While this perspective shows profound faith – asserting that God sees and chooses not to intervene, not out of cruelty or ineffectiveness, but out of a desire to allow humanity to exist – it is a different type of faith than that which rings loudest in the Haggadah’s text.
And yet Berkovits’s theology also recognized open miracles; he believed that God does intervene in dire circumstances, and the exodus from Egypt is in fact the archetype of such explicit Divine involvement. This too can be found in the pages of Mohl’s Haggadah. Appropriately, Mohl places this aspect of Berkovits’s thought as the commentary to the Dayenu hymn, celebrating the many miracles of the exodus:
Man’s own exercise of his freedom may at times necessitate God’s corrective intervention. When does this happen and when does it not happen? Only one who was admitted into the divine council at the time of creation, and to whom the divine purpose is known, would know the answer. (“The Miracle: Problem and Rationale,” Gesher, 13-14; Mohl, 77)
Consequently, there is no direct contradiction between the Haggadah and Rabbi Berkovits’s views, though the latter emphasizes that the exodus is not and should not be the norm for Divine involvement in history, except in true emergencies, because it negates human freedom. It negates the ability for humans to choose to do good.

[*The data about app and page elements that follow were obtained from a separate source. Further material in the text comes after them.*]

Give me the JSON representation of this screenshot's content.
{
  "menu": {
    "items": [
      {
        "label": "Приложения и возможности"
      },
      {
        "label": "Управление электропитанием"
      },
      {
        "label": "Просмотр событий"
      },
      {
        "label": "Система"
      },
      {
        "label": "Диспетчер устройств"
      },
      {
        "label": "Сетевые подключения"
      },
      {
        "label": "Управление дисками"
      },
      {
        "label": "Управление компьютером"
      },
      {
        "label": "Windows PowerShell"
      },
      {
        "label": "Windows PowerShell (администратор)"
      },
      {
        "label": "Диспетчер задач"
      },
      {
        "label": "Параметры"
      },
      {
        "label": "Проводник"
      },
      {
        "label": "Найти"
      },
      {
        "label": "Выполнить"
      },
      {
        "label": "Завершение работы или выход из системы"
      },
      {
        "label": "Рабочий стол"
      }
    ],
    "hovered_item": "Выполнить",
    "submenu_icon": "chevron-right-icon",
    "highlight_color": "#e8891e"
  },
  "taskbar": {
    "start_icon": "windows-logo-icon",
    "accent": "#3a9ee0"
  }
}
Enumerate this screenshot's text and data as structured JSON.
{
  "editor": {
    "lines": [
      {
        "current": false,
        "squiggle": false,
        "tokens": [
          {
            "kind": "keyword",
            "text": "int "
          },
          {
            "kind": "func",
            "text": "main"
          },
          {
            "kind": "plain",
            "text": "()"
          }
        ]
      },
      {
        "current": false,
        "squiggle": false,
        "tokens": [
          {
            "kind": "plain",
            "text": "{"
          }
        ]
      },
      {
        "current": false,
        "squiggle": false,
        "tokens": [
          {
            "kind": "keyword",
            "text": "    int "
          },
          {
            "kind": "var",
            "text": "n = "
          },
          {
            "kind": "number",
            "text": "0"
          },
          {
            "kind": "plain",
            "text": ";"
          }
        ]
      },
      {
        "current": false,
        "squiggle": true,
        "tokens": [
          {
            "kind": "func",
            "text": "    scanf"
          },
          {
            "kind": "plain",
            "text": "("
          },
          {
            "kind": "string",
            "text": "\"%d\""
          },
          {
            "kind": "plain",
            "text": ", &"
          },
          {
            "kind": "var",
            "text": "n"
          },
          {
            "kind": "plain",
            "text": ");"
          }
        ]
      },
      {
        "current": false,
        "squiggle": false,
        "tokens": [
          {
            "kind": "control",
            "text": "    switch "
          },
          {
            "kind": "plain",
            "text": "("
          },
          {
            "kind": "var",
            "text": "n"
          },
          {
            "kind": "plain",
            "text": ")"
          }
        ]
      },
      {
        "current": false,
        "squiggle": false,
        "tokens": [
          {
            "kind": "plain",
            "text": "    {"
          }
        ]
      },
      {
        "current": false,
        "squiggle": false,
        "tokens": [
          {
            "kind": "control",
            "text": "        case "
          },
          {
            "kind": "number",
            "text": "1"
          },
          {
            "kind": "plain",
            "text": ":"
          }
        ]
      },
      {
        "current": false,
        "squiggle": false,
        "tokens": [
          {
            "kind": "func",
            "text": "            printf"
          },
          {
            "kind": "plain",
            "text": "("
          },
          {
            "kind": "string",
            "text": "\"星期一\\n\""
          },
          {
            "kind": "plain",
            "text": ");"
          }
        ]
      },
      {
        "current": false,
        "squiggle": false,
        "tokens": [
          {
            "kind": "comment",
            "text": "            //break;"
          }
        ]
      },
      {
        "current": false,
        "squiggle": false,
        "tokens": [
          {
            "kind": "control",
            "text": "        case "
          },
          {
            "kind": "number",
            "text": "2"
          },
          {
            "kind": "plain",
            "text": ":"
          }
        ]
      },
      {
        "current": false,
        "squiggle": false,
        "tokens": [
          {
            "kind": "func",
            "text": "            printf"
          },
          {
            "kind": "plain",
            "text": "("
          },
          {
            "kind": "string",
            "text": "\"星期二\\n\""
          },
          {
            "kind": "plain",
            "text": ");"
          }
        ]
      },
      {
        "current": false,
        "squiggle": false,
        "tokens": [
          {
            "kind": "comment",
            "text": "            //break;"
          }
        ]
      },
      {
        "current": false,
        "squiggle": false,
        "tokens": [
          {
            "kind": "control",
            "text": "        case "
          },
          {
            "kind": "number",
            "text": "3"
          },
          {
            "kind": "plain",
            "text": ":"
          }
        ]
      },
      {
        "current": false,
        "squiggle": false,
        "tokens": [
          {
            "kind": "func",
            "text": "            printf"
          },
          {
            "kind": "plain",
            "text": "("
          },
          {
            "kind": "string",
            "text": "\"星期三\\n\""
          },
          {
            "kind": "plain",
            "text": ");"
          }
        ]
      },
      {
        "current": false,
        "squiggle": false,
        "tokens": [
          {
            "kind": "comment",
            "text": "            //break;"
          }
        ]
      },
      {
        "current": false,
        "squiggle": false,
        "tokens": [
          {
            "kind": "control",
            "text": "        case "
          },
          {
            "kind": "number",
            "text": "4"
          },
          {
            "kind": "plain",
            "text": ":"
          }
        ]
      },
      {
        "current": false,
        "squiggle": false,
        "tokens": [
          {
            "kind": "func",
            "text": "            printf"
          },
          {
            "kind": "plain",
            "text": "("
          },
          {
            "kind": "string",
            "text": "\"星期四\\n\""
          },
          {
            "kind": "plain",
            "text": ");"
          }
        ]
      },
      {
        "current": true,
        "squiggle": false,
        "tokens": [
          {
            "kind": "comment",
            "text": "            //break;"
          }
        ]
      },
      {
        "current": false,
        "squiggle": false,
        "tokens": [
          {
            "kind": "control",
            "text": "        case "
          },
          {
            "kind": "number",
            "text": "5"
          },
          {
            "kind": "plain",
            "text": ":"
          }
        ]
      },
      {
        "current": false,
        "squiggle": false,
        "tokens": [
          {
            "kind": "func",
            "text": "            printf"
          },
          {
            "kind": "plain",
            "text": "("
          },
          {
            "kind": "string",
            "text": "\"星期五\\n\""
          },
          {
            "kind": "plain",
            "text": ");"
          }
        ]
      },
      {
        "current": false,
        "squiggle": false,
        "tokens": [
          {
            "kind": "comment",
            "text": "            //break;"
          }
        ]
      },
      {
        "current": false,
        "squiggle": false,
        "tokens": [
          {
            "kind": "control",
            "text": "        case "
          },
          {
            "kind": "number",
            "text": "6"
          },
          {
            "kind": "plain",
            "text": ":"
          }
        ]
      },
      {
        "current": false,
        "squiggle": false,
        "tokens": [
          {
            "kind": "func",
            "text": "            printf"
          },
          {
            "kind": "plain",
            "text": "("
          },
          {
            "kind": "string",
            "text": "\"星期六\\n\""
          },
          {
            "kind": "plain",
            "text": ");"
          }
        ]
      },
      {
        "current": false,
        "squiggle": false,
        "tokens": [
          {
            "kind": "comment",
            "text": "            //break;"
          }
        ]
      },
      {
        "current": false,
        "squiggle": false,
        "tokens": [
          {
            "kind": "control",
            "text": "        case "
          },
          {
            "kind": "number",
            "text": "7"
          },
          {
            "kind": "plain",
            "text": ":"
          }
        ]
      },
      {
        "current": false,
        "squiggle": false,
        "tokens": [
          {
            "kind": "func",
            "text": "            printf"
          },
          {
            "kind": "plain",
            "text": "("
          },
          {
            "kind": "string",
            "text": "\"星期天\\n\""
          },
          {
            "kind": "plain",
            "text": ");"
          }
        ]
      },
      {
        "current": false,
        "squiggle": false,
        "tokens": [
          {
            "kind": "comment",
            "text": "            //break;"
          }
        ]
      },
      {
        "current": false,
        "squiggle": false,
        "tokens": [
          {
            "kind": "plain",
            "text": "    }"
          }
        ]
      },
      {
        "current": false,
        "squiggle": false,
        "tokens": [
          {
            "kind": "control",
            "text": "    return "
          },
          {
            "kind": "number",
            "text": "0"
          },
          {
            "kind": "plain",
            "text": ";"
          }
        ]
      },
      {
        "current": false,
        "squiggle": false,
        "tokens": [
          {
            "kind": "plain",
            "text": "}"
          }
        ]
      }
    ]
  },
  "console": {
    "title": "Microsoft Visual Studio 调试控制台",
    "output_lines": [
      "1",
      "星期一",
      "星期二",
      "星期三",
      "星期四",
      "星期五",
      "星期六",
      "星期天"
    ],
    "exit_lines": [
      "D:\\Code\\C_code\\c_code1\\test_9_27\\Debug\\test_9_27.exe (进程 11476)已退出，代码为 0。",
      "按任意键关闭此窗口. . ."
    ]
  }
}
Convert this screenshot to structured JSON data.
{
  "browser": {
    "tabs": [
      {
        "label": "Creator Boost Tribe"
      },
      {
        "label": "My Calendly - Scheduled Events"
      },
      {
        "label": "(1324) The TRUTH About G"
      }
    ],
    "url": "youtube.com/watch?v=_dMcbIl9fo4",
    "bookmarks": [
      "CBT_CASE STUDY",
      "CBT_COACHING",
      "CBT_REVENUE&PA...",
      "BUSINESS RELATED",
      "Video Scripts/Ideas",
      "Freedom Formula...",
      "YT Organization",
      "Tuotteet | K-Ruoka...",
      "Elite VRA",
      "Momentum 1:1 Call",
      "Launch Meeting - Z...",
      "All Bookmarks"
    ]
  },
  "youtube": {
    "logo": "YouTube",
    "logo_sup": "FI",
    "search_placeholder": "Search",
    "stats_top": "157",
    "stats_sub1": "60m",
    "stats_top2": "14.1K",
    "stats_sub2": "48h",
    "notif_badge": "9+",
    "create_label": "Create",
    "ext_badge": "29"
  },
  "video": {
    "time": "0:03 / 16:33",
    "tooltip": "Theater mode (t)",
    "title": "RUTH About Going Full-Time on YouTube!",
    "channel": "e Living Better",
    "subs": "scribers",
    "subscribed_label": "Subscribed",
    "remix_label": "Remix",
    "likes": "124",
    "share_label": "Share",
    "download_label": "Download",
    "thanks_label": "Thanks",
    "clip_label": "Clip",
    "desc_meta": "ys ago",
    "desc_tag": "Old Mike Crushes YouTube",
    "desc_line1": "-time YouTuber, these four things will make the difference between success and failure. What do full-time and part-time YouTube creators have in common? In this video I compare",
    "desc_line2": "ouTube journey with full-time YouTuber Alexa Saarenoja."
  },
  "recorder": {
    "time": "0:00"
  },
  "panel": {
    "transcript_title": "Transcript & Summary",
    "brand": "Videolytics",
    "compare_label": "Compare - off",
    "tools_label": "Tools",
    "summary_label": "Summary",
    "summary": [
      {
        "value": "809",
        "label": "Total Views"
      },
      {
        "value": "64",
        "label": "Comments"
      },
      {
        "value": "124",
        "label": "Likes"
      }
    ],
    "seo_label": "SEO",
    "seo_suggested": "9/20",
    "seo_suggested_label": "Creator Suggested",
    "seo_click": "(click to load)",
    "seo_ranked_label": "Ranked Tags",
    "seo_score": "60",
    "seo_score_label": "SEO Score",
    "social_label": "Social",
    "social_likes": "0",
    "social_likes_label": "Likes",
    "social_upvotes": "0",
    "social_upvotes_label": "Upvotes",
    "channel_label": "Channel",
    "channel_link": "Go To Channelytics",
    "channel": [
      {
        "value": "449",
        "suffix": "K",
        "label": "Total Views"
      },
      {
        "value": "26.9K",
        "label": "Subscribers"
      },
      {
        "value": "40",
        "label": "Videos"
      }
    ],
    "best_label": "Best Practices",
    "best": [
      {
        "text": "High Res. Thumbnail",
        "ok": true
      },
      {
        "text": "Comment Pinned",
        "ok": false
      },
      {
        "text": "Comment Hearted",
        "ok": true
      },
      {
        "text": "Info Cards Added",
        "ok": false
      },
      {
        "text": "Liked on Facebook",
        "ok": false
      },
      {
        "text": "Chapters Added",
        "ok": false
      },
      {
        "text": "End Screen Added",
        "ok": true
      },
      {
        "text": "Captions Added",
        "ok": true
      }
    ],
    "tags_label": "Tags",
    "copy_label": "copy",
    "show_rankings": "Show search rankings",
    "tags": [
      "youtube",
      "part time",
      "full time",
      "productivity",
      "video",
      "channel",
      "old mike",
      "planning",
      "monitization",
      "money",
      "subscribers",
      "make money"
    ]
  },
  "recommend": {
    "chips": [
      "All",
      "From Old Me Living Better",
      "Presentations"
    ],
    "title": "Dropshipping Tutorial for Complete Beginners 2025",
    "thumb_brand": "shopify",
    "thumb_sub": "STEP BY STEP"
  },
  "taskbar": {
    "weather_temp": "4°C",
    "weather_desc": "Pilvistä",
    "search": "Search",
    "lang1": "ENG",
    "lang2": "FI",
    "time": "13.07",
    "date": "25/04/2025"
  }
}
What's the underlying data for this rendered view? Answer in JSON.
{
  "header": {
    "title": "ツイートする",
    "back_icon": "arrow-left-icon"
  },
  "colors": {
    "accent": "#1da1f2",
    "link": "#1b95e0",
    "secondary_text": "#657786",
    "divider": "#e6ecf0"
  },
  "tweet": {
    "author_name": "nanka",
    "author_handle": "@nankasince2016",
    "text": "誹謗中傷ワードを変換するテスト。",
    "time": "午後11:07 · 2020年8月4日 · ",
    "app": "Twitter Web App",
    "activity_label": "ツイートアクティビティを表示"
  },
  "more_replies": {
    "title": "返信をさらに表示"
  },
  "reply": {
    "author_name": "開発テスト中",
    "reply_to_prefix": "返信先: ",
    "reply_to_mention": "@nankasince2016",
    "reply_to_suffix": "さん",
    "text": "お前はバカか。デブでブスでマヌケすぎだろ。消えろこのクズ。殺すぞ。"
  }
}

But a neat distinction between moments of explicit Divine intervention and complete self-restraint, is also incomplete. Because Berkovits also believed that even where God does not affect intra-human affairs explicitly, God somehow guides the direction of history. How else, he wonders, could the Jewish People have survived this long? And this nuance, Mohl appropriately includes next to the introduction to the recitation of Hallel – the song of joy and gratitude to God:
Yet He is present in history. He reveals His presence in the survival of His people Israel. Therein lies His awesomeness. God renders Himself powerless, as it were, through forbearance and long-suffering, yet He guides. How else could His powerless people have survived! God protects, without manifest power. Because of that, Israel could endure God’s long silences without denying Him. (Faith After the Holocaust 109; Mohl, 88)
Mohl never directly addresses the dynamic between the main texts of the Haggadah and Berkovits’s layered theology; he does not aim to comment on the thought of Berkovits. Instead, the Haggadah’s value is in allowing this scholar’s words to speak for themselves in a provocative way that inspires the reader’s own reflections. These different facets of Berkovits’ thought regarding Divine self-limitation, power and guidance of history are, in fact, scattered in different sections of this Haggadah. And unless you read through the commentary in full, you may miss them. But just as reading the full text of the Haggadah itself – with its disparate parts accrued over centuries – demands that the reader make the book whole, reading through the Berkovitsian interpretation of the Haggadah makes a similar demand. And the reward is a rich portrait of a prolific thinker.
To be sure, there are other stimulating dimensions of Rabbi Berkovits’s philosophy in this Haggadah, and Mohl has truly done a yeoman’s job of filtering the main aspects of Rabbi Berkovits’s thought into accessible snapshots. Read compositely, it is a brief tour of his philosophy as a whole. And read in pieces at the seder table, each snippet provides fodder for profound discussion.
Nonetheless, the very use of a theologian whose post-Holocaust notions of faith and freedom are so iconoclastic to understand the exodus is a major contribution in itself. Studying this Haggadah, you won’t be able to take the yad hazakah, the strong and outstretched hand that saved the Israelites from bondage, for granted ever again.